Put another way, we are God’s temple, the people among whom He dwells.  GOD’S HOUSEHOLD is BUILT ON THE FOUNDATION OF THE  APOSTLES AND PROPHETS. (20)  Paul also referred to A CORNERSTONE in vs. 21, which is the most honored part of a building because it is a symbol of the actual and moral foundations on which the building was built.  In ancient times, it was also the first part of the building erected.

The rest of the building was measured and built around the fixed point of the CORNERSTONE.  In these senses, Jesus is the origin and the most honored part of the church.

In verse 21 Paul wrote that the Church people are A HOLY TEMPLE IN THE LORD.  Similarly, in 1 Peter 2:4-5, Peter described the Church as being made up of LIVING STONES.  Just as it takes many bricks to create a structure, every church is made up of several individual persons coming together.  A stack of bricks is not a building.  It is only when the pieces are put together with Jesus they become a place on earth fit for God.

Paul expressed this truth a third way in verse 22: YOU ARE…A DWELLING IN WHICH GOD LIVES BY HIS SPIRIT.  God created the Church for many different reasons.  However, we must remember that necessity is not one of those reasons.  He does not need a place to live but He wants a people in a place that give evidence to the world that He exists and He loves all people. To be a church we have to do more than maintain physical property; we have to BE the people of God in this place.  We have to cherish and protect the unity God gives us.

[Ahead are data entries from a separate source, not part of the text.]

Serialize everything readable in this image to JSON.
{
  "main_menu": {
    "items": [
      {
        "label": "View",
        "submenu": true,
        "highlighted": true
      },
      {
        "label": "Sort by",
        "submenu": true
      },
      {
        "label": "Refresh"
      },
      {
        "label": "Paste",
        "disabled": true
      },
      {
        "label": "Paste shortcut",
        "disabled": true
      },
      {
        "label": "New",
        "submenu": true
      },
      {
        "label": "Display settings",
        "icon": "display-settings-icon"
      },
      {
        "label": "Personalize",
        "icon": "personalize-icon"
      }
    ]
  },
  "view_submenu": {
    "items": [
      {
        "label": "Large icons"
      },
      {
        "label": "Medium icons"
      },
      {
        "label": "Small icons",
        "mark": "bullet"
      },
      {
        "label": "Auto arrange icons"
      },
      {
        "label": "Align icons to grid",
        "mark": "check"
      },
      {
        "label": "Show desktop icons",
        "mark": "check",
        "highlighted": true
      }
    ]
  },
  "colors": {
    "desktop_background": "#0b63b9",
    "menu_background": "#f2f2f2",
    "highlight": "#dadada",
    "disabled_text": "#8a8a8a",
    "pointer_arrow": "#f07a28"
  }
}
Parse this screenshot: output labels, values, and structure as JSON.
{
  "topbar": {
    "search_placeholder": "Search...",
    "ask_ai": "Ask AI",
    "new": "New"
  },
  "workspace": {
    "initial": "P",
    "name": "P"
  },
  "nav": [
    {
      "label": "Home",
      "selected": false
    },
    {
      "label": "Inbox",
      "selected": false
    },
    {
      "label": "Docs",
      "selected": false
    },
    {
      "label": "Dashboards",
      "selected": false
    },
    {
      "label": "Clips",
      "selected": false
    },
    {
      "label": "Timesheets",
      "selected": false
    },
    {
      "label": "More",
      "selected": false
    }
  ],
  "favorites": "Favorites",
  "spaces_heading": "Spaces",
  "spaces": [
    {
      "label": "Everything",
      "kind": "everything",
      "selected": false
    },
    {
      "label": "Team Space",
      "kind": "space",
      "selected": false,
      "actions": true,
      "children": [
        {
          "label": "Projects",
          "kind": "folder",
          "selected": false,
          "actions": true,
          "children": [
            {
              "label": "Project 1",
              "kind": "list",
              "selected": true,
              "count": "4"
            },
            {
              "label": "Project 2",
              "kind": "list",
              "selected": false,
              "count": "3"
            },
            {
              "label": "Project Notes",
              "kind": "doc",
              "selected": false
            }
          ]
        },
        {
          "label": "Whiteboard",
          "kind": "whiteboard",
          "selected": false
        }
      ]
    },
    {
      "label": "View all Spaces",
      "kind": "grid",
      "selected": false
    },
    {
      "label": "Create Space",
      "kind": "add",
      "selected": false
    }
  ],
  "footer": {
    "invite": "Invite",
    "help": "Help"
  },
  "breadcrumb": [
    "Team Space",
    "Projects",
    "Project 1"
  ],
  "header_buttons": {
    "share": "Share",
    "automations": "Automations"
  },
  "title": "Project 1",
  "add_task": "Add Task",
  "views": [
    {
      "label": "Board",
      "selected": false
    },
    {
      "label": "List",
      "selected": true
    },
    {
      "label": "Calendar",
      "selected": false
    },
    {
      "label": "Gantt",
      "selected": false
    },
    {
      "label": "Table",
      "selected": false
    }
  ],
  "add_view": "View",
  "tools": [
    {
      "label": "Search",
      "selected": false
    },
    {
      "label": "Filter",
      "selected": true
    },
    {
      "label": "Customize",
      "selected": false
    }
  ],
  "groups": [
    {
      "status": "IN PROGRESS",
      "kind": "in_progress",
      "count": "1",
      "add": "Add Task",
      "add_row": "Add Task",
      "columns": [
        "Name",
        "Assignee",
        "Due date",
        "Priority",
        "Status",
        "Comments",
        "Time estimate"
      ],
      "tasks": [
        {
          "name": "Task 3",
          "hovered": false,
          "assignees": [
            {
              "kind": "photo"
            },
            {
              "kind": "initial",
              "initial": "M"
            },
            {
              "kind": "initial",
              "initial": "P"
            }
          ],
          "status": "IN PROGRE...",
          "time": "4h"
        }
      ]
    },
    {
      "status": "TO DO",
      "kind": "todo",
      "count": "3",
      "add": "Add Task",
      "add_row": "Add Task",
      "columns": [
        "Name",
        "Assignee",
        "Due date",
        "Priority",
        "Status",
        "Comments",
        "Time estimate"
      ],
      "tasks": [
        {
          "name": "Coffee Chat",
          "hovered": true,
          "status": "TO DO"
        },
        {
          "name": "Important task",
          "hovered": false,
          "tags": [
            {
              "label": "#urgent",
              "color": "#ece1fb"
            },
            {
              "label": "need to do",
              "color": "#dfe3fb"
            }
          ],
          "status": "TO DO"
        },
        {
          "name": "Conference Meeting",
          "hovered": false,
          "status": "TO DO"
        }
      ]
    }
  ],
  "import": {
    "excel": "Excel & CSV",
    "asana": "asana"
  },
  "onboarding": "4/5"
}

You’ve heard the expression “one and done” used in sports.  When teams compete in a single-elimination tournament and are eliminated by losing their first game, we say they were “one and done.”

I want to suggest a variation on that slogan that puts the importance of unity in its biblical perspective.  Based on this passage and others, I say “One OR Done.”  This means that we are ONE as a church or we DONE being a church.  A local body of believers that perpetuates disunity has ceased to be a church and has become something else, something less than what God has commanded.

Unity is a precious gift from God.  It is worth every sacrifice, every effort, every slice of humble pie or crow we have to eat to maintain it.

Unity is a precious gift from God.  It is worth defending against every pretender, peace-breaker, and offender of the cross.

Unity is received, not achieved.  We partner with God when we protect our unity because without it we cannot be a church.

Unity in the church is not a luxury; it is a necessity.

 

RESOURCE USED:

Zondervan Exegetical Commentary on the New Testament: Ephesians, Clinton E. Arnold